From 1977 to 1980, O’Neil De Noux was a uniformed patrol officer for the Jefferson Parish Sheriff’s Office, the most rewarding working experience of his life. When promoted to the Homicide Division, De Noux found his calling and finally discovered what he should write about. An exceptional career as a homicide detective followed in which De Noux solved every murder where he was lead investigator (fifteen) and assisted in over fifty other homicide investigations. In 1980 De Noux completed the Homicide Investigation curriculum at The Southern Police Institute of the University of Louisville.

Earning seven commendations, O’Neil De Noux was named Homicide Detective of the Year in 1981. Shortly after, he was transferred from Homicide, banished to a quiet police district when a new sheriff was elected. Offered a lucrative position as chief investigator at a private investigative firm, De Noux worked as a P.I. for the next six years.”

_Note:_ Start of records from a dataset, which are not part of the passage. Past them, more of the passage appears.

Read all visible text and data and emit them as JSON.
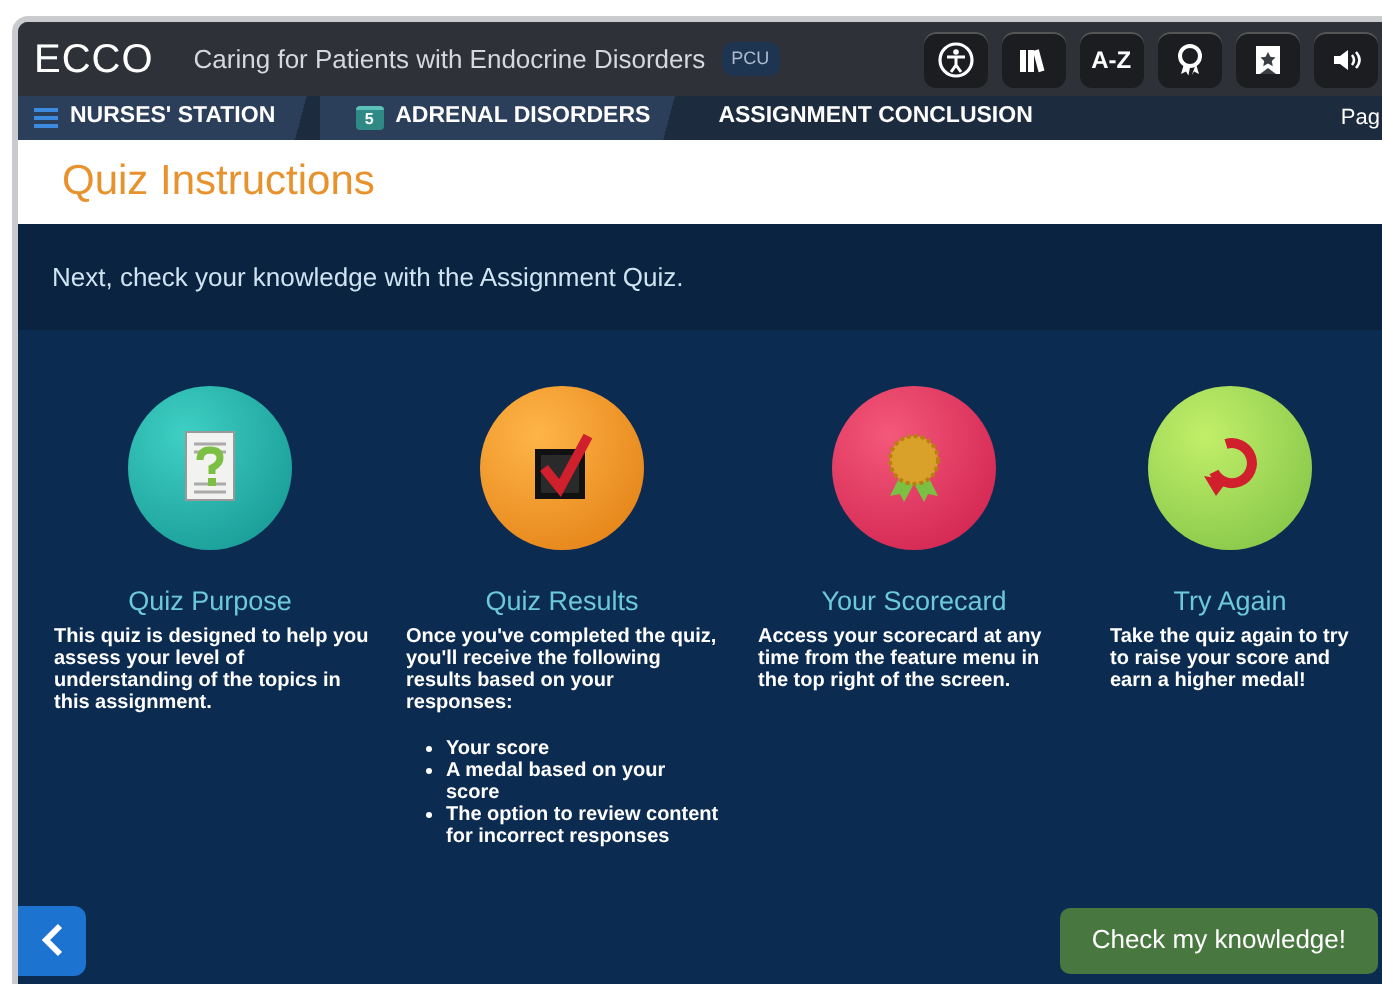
{
  "header": {
    "logo": "ECCO",
    "course": "Caring for Patients with Endocrine Disorders",
    "unit_badge": "PCU",
    "tools": [
      {
        "kind": "accessibility"
      },
      {
        "kind": "books"
      },
      {
        "kind": "text",
        "label": "A-Z"
      },
      {
        "kind": "medal"
      },
      {
        "kind": "bookmark"
      },
      {
        "kind": "sound"
      }
    ]
  },
  "breadcrumb": [
    {
      "kind": "menu",
      "label": "NURSES' STATION"
    },
    {
      "kind": "day",
      "day": "5",
      "label": "ADRENAL DISORDERS"
    },
    {
      "kind": "plain",
      "label": "ASSIGNMENT CONCLUSION"
    }
  ],
  "page_label": "Pag",
  "title": "Quiz Instructions",
  "intro": "Next, check your knowledge with the Assignment Quiz.",
  "cards": [
    {
      "kind": "document",
      "title": "Quiz Purpose",
      "text": "This quiz is designed to help you assess your level of understanding of the topics in this assignment."
    },
    {
      "kind": "checkbox",
      "title": "Quiz Results",
      "text": "Once you've completed the quiz, you'll receive the following results based on your responses:",
      "bullets": [
        "Your score",
        "A medal based on your score",
        "The option to review content for incorrect responses"
      ]
    },
    {
      "kind": "medal",
      "title": "Your Scorecard",
      "text": "Access your scorecard at any time from the feature menu in the top right of the screen."
    },
    {
      "kind": "retry",
      "title": "Try Again",
      "text": "Take the quiz again to try to raise your score and earn a higher medal!"
    }
  ],
  "back_button": {
    "kind": "back"
  },
  "check_button": "Check my knowledge!"
}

After his home was seriously damaged by Hurricane Katrina, O’Neil De Noux re-settled on the northshore of Lake Pontchartrain in 2006 and returned to law enforcement.  He is currently a Detective-Sergeant with the Louisiana Department of Public Safety working with the Southeastern Louisiana University Police Department in Hammond, LA.  O’Neil De Noux is the author of John Raven Beau.

About the Websites is a website that lists servicemembers from all branches of the United States Armed Forces who have authored books.  Currently, the site lists 1301 servicemembers and their more than 4000 books. Servicemembers are listed by name, branch, rank and type of book. is a website that lists state and local law enforcement officials who have written books.  Currently, the website lists 1153 state or local police officers and their more than 2,300 books.  Law enforcement officials are listed by name, department and type of book.  Additionally, the website has separate sections which list federal law enforcement officials, international police officers and civilian police personnel.

American Heroes Press Contact Information
Lieutenant Raymond E. Foster, LAPD (ret.), MPA

Experts Answer Questions on Post-Deployment Health Resources via Facebook

By Sarah Heynen, DCoE Strategic Communications

Most service members experience normal reactions to the stressors of war. These are adaptive behaviors, which generally decrease, even cease, when service members return home. However, when these reactions interfere with a person’s ability to return to “the way things were,” it is appropriate to seek psychological health care. In honor of Mental Health Awareness Month, the Defense Centers of Excellence for Psychological Health and Traumatic Brain Injury (DCoE) and Military Pathways are joining forces to host an online event on Facebook 3-4 p.m. (EDT) May 30, 2012 to answer questions and provide resources on common post-deployment psychological health challenges – and information on where to get help.

To get involved visit the event page and click “join.” Log on at 3 p.m. (EDT) May 30 and write your question directly on the event page wall. Questions will be answered as they are submitted. If you will not be available to ask your question during the live event, ask early! All questions will be answered during or after the live event.

This online opportunity allows for service members, veterans, military families and providers to ask questions regardless of location or time of day. Leading military organizations that specialize in mental health will be ready to answer questions and provide valuable resources to address common psychological health challenges that arise upon reintegration including but not limited to depression, anxiety, substance misuse, etc.

Worried about yourself or loved one who recently returned? Military Pathways offers free anonymous assessments online. The DCoE Outreach Center is also available 24/7 to answer your questions via phone at 866-966-1020, email at or online chat at